A career criminal who stabbed a man to death in Minneapolis will be free in under five years, according to court documents.
47-year-old Angelique Simons stabbed 40-year-old Joseph Pixley in the chest over a $60 drug dispute in January.
She was able to strike a plea deal in September whereby she will serve a 93-month sentence without facing trial. Under the terms of the plea deal, Simons has pleaded guilty to manslaughter but saw her charges for second-degree murder dismissed, Crime Watch Minneapolis first reported.
Judge Kerry Meyer approved this agreement. She ruled that Simons will be “committed to the custody of the Commissioner of Corrections for 93 months,” but only two-thirds of the sentence, 62 months, must be served in prison while the remaining 31 months can be served “on supervised release/parole.” This is standard practice in Minnesota’s judicial system; criminals are only required to serve two-thirds of their sentence incarcerated.

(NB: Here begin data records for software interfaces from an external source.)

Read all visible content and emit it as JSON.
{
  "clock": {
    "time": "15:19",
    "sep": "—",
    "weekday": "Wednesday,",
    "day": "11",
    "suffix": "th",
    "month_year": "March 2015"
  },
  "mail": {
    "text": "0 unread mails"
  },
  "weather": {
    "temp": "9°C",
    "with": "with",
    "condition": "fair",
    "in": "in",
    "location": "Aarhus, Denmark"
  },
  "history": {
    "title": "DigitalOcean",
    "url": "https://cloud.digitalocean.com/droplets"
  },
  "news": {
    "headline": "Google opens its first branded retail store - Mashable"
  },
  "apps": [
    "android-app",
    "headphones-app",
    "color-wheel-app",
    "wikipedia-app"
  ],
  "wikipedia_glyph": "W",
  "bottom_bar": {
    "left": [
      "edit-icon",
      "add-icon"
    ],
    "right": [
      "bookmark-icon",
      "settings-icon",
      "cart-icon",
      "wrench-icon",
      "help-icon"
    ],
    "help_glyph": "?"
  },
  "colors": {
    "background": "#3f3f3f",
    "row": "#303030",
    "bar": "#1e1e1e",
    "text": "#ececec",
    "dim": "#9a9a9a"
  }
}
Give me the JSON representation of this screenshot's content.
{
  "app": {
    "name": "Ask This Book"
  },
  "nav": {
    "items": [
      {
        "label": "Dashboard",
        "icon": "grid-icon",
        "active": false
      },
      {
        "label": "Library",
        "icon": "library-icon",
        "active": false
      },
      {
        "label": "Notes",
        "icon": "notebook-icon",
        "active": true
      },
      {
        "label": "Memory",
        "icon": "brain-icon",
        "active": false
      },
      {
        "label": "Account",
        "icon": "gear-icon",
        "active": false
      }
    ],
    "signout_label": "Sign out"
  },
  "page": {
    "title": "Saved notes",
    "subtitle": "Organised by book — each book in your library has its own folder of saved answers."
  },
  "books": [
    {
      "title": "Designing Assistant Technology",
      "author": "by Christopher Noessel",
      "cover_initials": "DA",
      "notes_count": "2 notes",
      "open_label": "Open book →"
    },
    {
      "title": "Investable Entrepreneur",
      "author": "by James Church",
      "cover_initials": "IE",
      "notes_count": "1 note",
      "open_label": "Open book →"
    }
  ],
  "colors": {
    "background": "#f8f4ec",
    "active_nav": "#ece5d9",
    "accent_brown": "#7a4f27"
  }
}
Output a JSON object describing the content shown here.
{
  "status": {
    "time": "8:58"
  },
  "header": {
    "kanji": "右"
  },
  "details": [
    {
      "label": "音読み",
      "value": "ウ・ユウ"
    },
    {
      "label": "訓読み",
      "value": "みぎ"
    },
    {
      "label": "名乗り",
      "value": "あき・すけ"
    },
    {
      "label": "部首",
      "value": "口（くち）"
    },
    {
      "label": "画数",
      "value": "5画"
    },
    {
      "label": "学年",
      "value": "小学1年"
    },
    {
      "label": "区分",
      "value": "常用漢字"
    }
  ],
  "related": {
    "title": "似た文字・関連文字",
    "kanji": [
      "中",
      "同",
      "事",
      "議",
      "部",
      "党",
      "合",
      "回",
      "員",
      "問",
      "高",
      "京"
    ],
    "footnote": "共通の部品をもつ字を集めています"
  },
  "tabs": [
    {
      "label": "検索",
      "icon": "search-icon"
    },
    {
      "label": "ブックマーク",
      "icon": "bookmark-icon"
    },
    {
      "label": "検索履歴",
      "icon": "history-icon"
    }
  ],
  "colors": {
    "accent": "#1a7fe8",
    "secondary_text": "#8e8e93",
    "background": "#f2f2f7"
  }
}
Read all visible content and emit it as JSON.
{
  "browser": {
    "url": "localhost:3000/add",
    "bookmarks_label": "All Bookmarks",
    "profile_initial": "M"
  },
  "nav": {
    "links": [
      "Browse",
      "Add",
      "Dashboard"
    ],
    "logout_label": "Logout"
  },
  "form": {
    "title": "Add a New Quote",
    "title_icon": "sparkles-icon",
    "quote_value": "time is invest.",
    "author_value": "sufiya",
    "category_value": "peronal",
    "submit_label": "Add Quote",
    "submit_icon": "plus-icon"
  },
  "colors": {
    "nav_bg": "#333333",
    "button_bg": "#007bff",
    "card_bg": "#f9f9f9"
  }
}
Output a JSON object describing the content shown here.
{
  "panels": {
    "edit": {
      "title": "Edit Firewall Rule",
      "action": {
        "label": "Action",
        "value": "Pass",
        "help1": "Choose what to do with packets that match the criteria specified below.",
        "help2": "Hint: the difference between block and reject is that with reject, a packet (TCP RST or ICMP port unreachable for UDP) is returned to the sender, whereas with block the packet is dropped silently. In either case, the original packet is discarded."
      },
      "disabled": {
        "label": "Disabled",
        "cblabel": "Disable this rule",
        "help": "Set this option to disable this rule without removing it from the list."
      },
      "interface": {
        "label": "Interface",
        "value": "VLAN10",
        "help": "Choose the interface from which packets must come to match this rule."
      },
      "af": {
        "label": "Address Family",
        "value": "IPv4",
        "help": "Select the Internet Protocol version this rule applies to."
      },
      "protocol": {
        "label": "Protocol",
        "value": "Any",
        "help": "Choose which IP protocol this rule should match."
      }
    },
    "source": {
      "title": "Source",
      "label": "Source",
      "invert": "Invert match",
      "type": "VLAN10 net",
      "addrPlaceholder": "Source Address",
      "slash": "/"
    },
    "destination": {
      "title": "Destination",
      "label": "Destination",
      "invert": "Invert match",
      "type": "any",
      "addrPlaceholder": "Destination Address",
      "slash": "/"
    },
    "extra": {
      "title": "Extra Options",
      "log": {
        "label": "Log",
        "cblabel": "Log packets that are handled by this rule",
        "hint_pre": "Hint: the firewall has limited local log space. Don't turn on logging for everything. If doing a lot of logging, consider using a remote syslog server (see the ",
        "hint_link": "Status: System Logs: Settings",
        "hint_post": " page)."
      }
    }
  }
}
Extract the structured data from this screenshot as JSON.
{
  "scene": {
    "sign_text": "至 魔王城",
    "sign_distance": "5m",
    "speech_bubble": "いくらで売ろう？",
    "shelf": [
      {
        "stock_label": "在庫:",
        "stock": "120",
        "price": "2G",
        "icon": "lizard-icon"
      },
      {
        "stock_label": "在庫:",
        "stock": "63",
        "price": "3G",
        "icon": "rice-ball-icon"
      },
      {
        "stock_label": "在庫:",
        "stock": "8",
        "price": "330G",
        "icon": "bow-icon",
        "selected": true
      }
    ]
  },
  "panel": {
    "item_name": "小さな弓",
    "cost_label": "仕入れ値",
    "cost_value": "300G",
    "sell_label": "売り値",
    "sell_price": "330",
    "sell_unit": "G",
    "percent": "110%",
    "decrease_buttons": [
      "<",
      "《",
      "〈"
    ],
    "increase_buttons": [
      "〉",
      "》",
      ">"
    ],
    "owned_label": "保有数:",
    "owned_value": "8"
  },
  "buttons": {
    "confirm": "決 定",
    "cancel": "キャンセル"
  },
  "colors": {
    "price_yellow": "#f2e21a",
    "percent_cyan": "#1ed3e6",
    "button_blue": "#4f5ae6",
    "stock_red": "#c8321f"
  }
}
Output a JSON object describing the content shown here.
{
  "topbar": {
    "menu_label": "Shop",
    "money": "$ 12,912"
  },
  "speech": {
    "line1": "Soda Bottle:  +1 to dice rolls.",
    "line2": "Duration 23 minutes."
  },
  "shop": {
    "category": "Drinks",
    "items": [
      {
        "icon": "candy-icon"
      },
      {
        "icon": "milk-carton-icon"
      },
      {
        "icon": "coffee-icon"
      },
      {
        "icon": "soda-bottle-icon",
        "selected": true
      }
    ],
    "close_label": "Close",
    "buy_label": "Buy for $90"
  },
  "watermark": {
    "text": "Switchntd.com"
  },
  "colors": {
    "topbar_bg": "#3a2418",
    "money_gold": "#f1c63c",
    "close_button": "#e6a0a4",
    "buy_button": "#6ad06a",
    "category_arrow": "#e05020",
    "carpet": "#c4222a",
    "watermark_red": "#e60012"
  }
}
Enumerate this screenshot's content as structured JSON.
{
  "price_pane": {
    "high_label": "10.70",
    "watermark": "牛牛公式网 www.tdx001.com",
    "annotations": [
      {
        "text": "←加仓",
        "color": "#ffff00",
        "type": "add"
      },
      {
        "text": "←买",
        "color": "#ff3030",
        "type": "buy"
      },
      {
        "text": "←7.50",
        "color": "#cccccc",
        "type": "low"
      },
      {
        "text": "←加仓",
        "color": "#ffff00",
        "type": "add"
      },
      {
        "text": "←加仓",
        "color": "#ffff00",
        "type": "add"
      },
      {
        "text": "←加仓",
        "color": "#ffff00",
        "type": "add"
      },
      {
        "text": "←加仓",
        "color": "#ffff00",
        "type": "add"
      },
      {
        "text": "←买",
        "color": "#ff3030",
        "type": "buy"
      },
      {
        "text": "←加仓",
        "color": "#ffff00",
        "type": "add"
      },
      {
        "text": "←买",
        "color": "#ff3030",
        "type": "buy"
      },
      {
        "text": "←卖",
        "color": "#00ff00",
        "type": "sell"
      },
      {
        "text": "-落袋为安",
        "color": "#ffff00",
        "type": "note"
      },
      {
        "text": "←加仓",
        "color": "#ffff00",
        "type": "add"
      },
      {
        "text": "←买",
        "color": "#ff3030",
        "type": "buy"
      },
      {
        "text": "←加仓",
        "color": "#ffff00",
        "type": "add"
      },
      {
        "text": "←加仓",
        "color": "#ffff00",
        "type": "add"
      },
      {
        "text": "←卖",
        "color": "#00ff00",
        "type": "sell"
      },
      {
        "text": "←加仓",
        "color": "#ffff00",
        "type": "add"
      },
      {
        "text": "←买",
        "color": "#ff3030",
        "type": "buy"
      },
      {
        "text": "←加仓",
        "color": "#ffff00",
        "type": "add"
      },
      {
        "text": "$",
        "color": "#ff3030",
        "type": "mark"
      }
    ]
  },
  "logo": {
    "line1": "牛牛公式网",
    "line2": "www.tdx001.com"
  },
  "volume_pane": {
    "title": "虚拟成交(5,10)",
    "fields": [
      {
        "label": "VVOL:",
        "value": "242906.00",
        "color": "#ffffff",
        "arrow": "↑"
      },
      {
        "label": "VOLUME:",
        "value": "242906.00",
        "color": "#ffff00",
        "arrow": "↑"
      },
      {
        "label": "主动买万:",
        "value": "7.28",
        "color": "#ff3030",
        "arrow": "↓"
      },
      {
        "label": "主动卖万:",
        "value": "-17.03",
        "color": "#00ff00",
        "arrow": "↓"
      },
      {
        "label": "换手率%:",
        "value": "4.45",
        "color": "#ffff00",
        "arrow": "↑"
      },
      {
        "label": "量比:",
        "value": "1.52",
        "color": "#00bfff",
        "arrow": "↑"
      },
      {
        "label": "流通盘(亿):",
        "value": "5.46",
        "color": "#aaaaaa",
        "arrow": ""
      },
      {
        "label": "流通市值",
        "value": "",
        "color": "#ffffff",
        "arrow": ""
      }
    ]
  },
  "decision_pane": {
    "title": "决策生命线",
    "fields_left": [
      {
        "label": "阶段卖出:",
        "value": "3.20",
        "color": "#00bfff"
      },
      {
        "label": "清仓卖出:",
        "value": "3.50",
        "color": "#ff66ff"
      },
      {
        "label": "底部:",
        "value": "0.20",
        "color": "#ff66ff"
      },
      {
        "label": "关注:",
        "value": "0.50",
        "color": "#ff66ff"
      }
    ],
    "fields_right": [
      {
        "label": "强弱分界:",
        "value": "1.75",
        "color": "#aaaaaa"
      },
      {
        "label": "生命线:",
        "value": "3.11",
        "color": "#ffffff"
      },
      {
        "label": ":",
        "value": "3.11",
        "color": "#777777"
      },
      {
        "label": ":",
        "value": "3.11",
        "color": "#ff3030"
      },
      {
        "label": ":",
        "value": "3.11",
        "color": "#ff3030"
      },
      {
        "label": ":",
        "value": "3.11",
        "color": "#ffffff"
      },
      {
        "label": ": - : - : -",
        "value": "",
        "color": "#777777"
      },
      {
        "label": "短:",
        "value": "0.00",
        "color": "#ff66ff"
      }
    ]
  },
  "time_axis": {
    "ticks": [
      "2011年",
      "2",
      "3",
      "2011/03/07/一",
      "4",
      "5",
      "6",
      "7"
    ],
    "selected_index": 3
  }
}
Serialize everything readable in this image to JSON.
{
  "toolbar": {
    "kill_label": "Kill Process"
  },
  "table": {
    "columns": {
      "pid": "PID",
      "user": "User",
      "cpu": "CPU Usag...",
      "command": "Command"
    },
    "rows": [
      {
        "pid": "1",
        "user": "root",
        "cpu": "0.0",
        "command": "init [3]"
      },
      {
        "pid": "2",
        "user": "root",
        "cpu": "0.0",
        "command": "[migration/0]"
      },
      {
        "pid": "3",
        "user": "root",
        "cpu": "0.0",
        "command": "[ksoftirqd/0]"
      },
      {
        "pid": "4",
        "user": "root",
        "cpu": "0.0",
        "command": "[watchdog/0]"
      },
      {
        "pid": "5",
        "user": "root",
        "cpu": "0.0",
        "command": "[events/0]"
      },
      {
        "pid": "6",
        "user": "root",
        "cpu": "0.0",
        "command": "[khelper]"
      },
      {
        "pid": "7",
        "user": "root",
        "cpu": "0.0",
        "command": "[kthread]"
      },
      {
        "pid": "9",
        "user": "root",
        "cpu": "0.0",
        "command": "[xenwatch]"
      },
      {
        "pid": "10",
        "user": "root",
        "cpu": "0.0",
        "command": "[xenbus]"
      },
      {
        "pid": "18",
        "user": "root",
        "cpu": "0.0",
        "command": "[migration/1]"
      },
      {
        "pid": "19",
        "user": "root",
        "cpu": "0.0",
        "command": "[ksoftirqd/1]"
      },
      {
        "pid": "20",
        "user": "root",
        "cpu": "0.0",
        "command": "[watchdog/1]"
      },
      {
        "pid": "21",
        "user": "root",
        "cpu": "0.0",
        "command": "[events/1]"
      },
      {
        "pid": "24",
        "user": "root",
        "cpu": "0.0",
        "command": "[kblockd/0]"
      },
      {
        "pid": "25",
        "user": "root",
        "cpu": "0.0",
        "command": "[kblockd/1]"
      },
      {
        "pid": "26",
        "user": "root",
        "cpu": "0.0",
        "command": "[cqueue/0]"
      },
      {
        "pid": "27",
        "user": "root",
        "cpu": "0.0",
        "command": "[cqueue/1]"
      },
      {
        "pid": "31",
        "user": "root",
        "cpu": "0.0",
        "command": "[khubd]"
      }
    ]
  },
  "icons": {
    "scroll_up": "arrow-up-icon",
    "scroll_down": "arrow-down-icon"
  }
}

She was also granted “credit for 253 days already served in custody.”
So, to do the math, Simons must do 62 months (five years) in prison but was credited for 253 days (about eight months) for time already served, meaning she’ll be out of prison in just over four years.
This is not her first encounter with the law. Rather, her criminal record shows 35 prior convictions, including several felonies ranging from theft to escaping from custody.
Records from her most recent charge prior to the stabbing suggest that she might have been in prison at the time of Pixley’s death were it not for a judge’s sentencing decision.
Simons was sentenced in June 2020 to 17 months in prison for fifth-degree possession, but her sentence was stayed by Anoka County Judge Jenny Walker Jasper, who released Simons on probation.
In January 2019, Simons’ prison sentence for escaping from custody was stayed by Anoka County Judge Dyanna Street.
At least two other judges have stayed Simons’ sentences for charges of theft and drug possession. Throughout her criminal career, she has been convicted on charges of DWI, disorderly conduct, assault and more.